Entries from a dataset of interfaces
==========

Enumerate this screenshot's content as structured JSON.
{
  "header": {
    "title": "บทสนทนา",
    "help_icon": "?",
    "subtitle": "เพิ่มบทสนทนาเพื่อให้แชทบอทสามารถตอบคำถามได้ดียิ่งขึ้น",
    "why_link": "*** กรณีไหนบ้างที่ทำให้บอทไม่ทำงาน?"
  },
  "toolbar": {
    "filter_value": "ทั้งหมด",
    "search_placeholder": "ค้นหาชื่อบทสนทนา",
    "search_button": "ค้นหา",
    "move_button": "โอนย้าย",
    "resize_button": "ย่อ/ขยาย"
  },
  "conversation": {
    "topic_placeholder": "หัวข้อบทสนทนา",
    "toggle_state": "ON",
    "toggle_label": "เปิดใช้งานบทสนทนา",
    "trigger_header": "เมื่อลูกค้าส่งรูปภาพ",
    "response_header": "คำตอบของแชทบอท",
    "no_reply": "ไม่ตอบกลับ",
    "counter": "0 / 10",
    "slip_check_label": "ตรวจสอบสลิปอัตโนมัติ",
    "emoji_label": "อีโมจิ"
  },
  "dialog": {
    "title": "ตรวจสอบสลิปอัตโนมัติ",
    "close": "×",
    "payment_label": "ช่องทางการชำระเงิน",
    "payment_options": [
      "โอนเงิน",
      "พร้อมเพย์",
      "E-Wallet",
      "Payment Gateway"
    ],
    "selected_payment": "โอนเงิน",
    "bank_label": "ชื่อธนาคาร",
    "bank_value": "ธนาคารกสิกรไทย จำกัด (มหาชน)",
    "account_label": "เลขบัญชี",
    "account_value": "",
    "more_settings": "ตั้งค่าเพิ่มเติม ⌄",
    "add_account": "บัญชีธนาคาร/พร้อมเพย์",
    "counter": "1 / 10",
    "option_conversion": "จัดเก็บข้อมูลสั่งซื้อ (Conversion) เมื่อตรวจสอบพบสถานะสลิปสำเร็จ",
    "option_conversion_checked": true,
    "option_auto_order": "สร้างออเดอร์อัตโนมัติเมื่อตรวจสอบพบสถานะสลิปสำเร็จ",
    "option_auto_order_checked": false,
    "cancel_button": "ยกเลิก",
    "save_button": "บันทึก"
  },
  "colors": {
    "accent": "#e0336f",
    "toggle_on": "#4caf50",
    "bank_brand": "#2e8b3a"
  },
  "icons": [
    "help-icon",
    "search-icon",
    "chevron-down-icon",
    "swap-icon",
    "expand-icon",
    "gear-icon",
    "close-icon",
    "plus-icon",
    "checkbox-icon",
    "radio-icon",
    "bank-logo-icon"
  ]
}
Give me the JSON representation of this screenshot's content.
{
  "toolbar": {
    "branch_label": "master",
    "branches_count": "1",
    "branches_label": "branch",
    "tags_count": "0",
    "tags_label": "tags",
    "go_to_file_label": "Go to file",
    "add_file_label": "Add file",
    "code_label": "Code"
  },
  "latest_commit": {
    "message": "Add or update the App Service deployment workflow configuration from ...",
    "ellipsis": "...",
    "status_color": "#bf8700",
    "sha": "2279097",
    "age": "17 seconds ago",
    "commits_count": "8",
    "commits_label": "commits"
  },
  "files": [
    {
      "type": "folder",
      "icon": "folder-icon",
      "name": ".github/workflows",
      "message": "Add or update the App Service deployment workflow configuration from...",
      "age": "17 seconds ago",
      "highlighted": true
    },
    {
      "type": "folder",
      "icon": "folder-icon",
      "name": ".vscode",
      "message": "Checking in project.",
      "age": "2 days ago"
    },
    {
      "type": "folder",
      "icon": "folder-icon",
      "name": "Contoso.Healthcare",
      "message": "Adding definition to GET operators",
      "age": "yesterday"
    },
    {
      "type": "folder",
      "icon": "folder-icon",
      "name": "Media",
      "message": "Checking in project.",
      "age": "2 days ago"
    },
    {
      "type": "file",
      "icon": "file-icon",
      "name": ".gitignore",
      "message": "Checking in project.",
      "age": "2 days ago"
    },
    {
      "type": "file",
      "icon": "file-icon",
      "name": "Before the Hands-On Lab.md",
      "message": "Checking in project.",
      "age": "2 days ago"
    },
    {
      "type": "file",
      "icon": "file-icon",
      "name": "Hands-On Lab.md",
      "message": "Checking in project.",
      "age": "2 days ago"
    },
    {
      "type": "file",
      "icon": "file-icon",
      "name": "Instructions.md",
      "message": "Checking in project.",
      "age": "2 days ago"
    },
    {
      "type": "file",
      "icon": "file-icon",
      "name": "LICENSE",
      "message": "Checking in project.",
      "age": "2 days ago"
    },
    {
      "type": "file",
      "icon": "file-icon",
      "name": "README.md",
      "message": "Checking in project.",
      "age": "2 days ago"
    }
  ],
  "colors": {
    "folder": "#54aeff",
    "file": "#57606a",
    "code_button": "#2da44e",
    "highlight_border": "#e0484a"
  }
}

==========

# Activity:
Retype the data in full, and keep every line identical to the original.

# Result of the exercise:
Enumerate this screenshot's content as structured JSON.
{
  "header": {
    "title": "บทสนทนา",
    "help_icon": "?",
    "subtitle": "เพิ่มบทสนทนาเพื่อให้แชทบอทสามารถตอบคำถามได้ดียิ่งขึ้น",
    "why_link": "*** กรณีไหนบ้างที่ทำให้บอทไม่ทำงาน?"
  },
  "toolbar": {
    "filter_value": "ทั้งหมด",
    "search_placeholder": "ค้นหาชื่อบทสนทนา",
    "search_button": "ค้นหา",
    "move_button": "โอนย้าย",
    "resize_button": "ย่อ/ขยาย"
  },
  "conversation": {
    "topic_placeholder": "หัวข้อบทสนทนา",
    "toggle_state": "ON",
    "toggle_label": "เปิดใช้งานบทสนทนา",
    "trigger_header": "เมื่อลูกค้าส่งรูปภาพ",
    "response_header": "คำตอบของแชทบอท",
    "no_reply": "ไม่ตอบกลับ",
    "counter": "0 / 10",
    "slip_check_label": "ตรวจสอบสลิปอัตโนมัติ",
    "emoji_label": "อีโมจิ"
  },
  "dialog": {
    "title": "ตรวจสอบสลิปอัตโนมัติ",
    "close": "×",
    "payment_label": "ช่องทางการชำระเงิน",
    "payment_options": [
      "โอนเงิน",
      "พร้อมเพย์",
      "E-Wallet",
      "Payment Gateway"
    ],
    "selected_payment": "โอนเงิน",
    "bank_label": "ชื่อธนาคาร",
    "bank_value": "ธนาคารกสิกรไทย จำกัด (มหาชน)",
    "account_label": "เลขบัญชี",
    "account_value": "",
    "more_settings": "ตั้งค่าเพิ่มเติม ⌄",
    "add_account": "บัญชีธนาคาร/พร้อมเพย์",
    "counter": "1 / 10",
    "option_conversion": "จัดเก็บข้อมูลสั่งซื้อ (Conversion) เมื่อตรวจสอบพบสถานะสลิปสำเร็จ",
    "option_conversion_checked": true,
    "option_auto_order": "สร้างออเดอร์อัตโนมัติเมื่อตรวจสอบพบสถานะสลิปสำเร็จ",
    "option_auto_order_checked": false,
    "cancel_button": "ยกเลิก",
    "save_button": "บันทึก"
  },
  "colors": {
    "accent": "#e0336f",
    "toggle_on": "#4caf50",
    "bank_brand": "#2e8b3a"
  },
  "icons": [
    "help-icon",
    "search-icon",
    "chevron-down-icon",
    "swap-icon",
    "expand-icon",
    "gear-icon",
    "close-icon",
    "plus-icon",
    "checkbox-icon",
    "radio-icon",
    "bank-logo-icon"
  ]
}
Give me the JSON representation of this screenshot's content.
{
  "toolbar": {
    "branch_label": "master",
    "branches_count": "1",
    "branches_label": "branch",
    "tags_count": "0",
    "tags_label": "tags",
    "go_to_file_label": "Go to file",
    "add_file_label": "Add file",
    "code_label": "Code"
  },
  "latest_commit": {
    "message": "Add or update the App Service deployment workflow configuration from ...",
    "ellipsis": "...",
    "status_color": "#bf8700",
    "sha": "2279097",
    "age": "17 seconds ago",
    "commits_count": "8",
    "commits_label": "commits"
  },
  "files": [
    {
      "type": "folder",
      "icon": "folder-icon",
      "name": ".github/workflows",
      "message": "Add or update the App Service deployment workflow configuration from...",
      "age": "17 seconds ago",
      "highlighted": true
    },
    {
      "type": "folder",
      "icon": "folder-icon",
      "name": ".vscode",
      "message": "Checking in project.",
      "age": "2 days ago"
    },
    {
      "type": "folder",
      "icon": "folder-icon",
      "name": "Contoso.Healthcare",
      "message": "Adding definition to GET operators",
      "age": "yesterday"
    },
    {
      "type": "folder",
      "icon": "folder-icon",
      "name": "Media",
      "message": "Checking in project.",
      "age": "2 days ago"
    },
    {
      "type": "file",
      "icon": "file-icon",
      "name": ".gitignore",
      "message": "Checking in project.",
      "age": "2 days ago"
    },
    {
      "type": "file",
      "icon": "file-icon",
      "name": "Before the Hands-On Lab.md",
      "message": "Checking in project.",
      "age": "2 days ago"
    },
    {
      "type": "file",
      "icon": "file-icon",
      "name": "Hands-On Lab.md",
      "message": "Checking in project.",
      "age": "2 days ago"
    },
    {
      "type": "file",
      "icon": "file-icon",
      "name": "Instructions.md",
      "message": "Checking in project.",
      "age": "2 days ago"
    },
    {
      "type": "file",
      "icon": "file-icon",
      "name": "LICENSE",
      "message": "Checking in project.",
      "age": "2 days ago"
    },
    {
      "type": "file",
      "icon": "file-icon",
      "name": "README.md",
      "message": "Checking in project.",
      "age": "2 days ago"
    }
  ],
  "colors": {
    "folder": "#54aeff",
    "file": "#57606a",
    "code_button": "#2da44e",
    "highlight_border": "#e0484a"
  }
}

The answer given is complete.